right up to the limits of what is possible for him as a diplomat.
During the uprising, the ambassador constantly gave live interviews
to the BBC about the situation in the country. "If the events
achieved one thing, then it is the fact that the international
community is now united in its condemnation of the regime,"
He repeats the word "revulsion"
several times. It was the word used by the otherwise very reserved
ASEAN, the community of the Southeast Asian states, to condemn
its member country Burma over its crackdown on the uprising.
For that reason, Canning believes that
the process of dialogue which the United Nations has initiated
with the Burmese military regime could soon show its first results.
After his arrival in Burma on the weekend, the UN special envoy
for Burma Ibrahim Gambari met with opposition leader Aung San
Suu Kyi, who is under house arrest. Then he met Tuesday morning
with junta leader Than Shwe in the new capital Naypyidaw.
Canning pins particular hope on the Chinese.
The generals could not survive for long without the economic assistance
of Burma's northern neighbor. "The Chinese have made it clear
to Burma that they want stability and peace on their southern
border," says Canning. Admittedly the Chinese aren't talking

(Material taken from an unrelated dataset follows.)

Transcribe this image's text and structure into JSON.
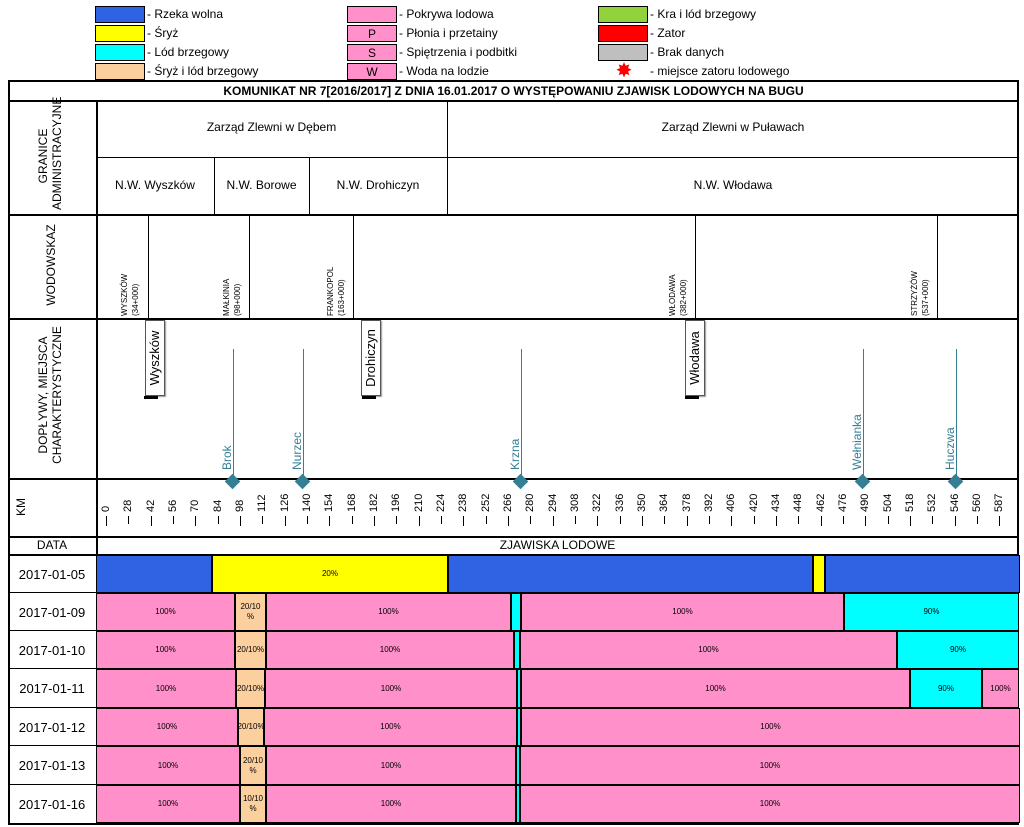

about democracy, Canning says, but perhaps they can help to establish
dialogue between the military and Aung San Suu Kyi. That way,
the hunger and misery in Southeast Asia's poorest country could
be alleviated -- which is exactly what the demonstrating monks
had been demanding from the junta.
Editor's Note: For security reasons we
are not naming our correspondents in Burma.